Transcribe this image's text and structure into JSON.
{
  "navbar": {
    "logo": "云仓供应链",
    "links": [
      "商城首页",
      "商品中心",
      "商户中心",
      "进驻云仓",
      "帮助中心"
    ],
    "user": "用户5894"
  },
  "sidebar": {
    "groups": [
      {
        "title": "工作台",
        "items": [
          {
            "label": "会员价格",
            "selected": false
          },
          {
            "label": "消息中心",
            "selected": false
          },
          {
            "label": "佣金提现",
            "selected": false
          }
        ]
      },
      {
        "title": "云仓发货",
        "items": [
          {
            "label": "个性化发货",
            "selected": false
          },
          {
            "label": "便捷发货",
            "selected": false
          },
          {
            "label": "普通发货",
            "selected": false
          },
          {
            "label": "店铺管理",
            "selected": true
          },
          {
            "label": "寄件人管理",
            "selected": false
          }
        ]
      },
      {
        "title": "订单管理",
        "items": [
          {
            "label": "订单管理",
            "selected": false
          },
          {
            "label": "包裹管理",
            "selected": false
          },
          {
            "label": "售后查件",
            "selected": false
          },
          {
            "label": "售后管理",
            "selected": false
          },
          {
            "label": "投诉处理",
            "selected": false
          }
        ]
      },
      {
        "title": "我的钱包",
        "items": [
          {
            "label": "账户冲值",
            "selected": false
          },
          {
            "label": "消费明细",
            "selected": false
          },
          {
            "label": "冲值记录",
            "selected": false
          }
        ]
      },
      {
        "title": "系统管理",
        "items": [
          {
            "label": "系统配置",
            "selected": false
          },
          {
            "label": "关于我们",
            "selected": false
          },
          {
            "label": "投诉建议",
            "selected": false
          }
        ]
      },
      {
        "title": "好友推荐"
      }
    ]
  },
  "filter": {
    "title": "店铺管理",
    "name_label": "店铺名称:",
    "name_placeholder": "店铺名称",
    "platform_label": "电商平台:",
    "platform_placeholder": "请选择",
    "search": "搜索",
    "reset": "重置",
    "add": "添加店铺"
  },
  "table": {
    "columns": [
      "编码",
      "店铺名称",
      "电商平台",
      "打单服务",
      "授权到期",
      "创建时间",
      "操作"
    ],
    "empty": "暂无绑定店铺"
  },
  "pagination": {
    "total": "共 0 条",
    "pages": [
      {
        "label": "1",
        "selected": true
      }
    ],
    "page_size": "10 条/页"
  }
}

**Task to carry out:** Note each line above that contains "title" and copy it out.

**Task answer:**
        "title": "工作台",
        "title": "云仓发货",
        "title": "订单管理",
        "title": "我的钱包",
        "title": "系统管理",
        "title": "好友推荐"
    "title": "店铺管理",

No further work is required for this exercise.